**ABOUT THIS TASK:**
The pictures are to be omitted when the entries are reproduced exactly.

**TASK INPUT:**
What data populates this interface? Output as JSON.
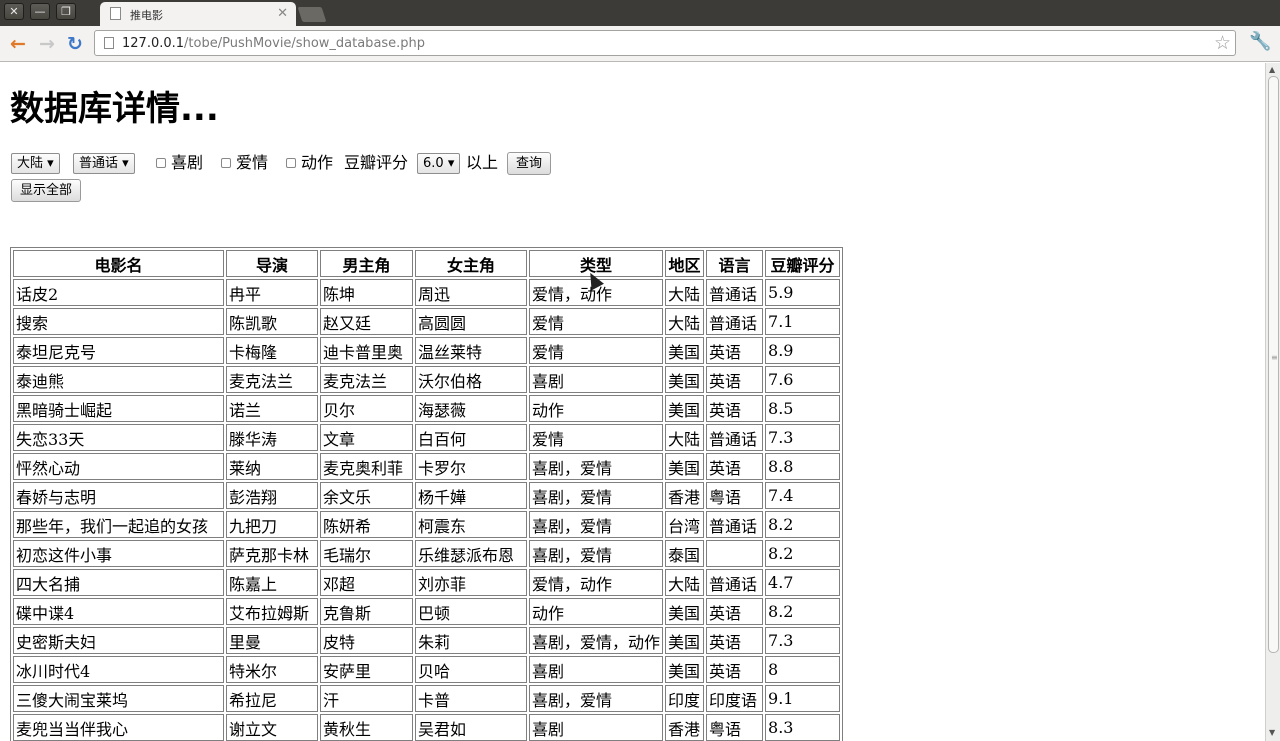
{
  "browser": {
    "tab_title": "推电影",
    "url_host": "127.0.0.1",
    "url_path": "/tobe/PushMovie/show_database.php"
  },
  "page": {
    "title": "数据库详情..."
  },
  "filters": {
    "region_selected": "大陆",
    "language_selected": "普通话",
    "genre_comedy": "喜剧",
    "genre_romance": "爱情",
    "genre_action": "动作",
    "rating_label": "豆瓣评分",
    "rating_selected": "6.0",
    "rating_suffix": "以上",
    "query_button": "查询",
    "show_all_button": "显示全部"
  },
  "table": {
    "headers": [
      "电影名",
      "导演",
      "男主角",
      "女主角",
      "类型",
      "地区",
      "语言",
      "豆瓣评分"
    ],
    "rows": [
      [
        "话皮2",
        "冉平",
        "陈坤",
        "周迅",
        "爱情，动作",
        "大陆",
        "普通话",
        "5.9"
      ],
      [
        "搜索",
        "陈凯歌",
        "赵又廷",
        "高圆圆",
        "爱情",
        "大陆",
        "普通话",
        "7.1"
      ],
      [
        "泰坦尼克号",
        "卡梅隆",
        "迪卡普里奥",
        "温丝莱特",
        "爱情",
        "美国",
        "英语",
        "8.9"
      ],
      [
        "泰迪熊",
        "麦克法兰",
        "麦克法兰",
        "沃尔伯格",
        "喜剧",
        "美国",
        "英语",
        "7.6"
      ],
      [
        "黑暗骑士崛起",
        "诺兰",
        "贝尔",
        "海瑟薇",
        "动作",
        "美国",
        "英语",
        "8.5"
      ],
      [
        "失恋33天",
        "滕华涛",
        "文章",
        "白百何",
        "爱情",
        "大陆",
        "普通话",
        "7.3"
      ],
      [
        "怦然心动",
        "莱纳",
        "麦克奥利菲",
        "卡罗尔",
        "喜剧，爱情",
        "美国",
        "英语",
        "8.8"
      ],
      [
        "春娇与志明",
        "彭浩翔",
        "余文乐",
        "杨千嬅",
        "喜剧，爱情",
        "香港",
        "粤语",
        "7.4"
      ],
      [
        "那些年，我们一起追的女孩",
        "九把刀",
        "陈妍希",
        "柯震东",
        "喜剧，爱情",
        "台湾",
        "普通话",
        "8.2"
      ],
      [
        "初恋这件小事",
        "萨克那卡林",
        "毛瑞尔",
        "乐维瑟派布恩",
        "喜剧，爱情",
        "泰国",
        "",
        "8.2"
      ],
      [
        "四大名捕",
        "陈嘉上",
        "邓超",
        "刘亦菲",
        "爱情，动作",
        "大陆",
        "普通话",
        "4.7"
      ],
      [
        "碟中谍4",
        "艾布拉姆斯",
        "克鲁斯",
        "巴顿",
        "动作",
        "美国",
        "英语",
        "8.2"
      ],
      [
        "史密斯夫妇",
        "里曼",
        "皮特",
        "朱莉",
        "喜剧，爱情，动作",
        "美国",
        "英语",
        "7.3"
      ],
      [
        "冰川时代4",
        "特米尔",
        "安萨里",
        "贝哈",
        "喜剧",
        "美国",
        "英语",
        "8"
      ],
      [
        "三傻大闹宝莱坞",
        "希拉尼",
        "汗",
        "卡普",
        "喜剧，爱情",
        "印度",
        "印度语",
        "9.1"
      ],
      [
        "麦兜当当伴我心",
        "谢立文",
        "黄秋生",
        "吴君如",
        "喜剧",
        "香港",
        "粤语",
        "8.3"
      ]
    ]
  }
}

**SOLUTION FOR THIS PROBLEM:**
What data populates this interface? Output as JSON.
{
  "browser": {
    "tab_title": "推电影",
    "url_host": "127.0.0.1",
    "url_path": "/tobe/PushMovie/show_database.php"
  },
  "page": {
    "title": "数据库详情..."
  },
  "filters": {
    "region_selected": "大陆",
    "language_selected": "普通话",
    "genre_comedy": "喜剧",
    "genre_romance": "爱情",
    "genre_action": "动作",
    "rating_label": "豆瓣评分",
    "rating_selected": "6.0",
    "rating_suffix": "以上",
    "query_button": "查询",
    "show_all_button": "显示全部"
  },
  "table": {
    "headers": [
      "电影名",
      "导演",
      "男主角",
      "女主角",
      "类型",
      "地区",
      "语言",
      "豆瓣评分"
    ],
    "rows": [
      [
        "话皮2",
        "冉平",
        "陈坤",
        "周迅",
        "爱情，动作",
        "大陆",
        "普通话",
        "5.9"
      ],
      [
        "搜索",
        "陈凯歌",
        "赵又廷",
        "高圆圆",
        "爱情",
        "大陆",
        "普通话",
        "7.1"
      ],
      [
        "泰坦尼克号",
        "卡梅隆",
        "迪卡普里奥",
        "温丝莱特",
        "爱情",
        "美国",
        "英语",
        "8.9"
      ],
      [
        "泰迪熊",
        "麦克法兰",
        "麦克法兰",
        "沃尔伯格",
        "喜剧",
        "美国",
        "英语",
        "7.6"
      ],
      [
        "黑暗骑士崛起",
        "诺兰",
        "贝尔",
        "海瑟薇",
        "动作",
        "美国",
        "英语",
        "8.5"
      ],
      [
        "失恋33天",
        "滕华涛",
        "文章",
        "白百何",
        "爱情",
        "大陆",
        "普通话",
        "7.3"
      ],
      [
        "怦然心动",
        "莱纳",
        "麦克奥利菲",
        "卡罗尔",
        "喜剧，爱情",
        "美国",
        "英语",
        "8.8"
      ],
      [
        "春娇与志明",
        "彭浩翔",
        "余文乐",
        "杨千嬅",
        "喜剧，爱情",
        "香港",
        "粤语",
        "7.4"
      ],
      [
        "那些年，我们一起追的女孩",
        "九把刀",
        "陈妍希",
        "柯震东",
        "喜剧，爱情",
        "台湾",
        "普通话",
        "8.2"
      ],
      [
        "初恋这件小事",
        "萨克那卡林",
        "毛瑞尔",
        "乐维瑟派布恩",
        "喜剧，爱情",
        "泰国",
        "",
        "8.2"
      ],
      [
        "四大名捕",
        "陈嘉上",
        "邓超",
        "刘亦菲",
        "爱情，动作",
        "大陆",
        "普通话",
        "4.7"
      ],
      [
        "碟中谍4",
        "艾布拉姆斯",
        "克鲁斯",
        "巴顿",
        "动作",
        "美国",
        "英语",
        "8.2"
      ],
      [
        "史密斯夫妇",
        "里曼",
        "皮特",
        "朱莉",
        "喜剧，爱情，动作",
        "美国",
        "英语",
        "7.3"
      ],
      [
        "冰川时代4",
        "特米尔",
        "安萨里",
        "贝哈",
        "喜剧",
        "美国",
        "英语",
        "8"
      ],
      [
        "三傻大闹宝莱坞",
        "希拉尼",
        "汗",
        "卡普",
        "喜剧，爱情",
        "印度",
        "印度语",
        "9.1"
      ],
      [
        "麦兜当当伴我心",
        "谢立文",
        "黄秋生",
        "吴君如",
        "喜剧",
        "香港",
        "粤语",
        "8.3"
      ]
    ]
  }
}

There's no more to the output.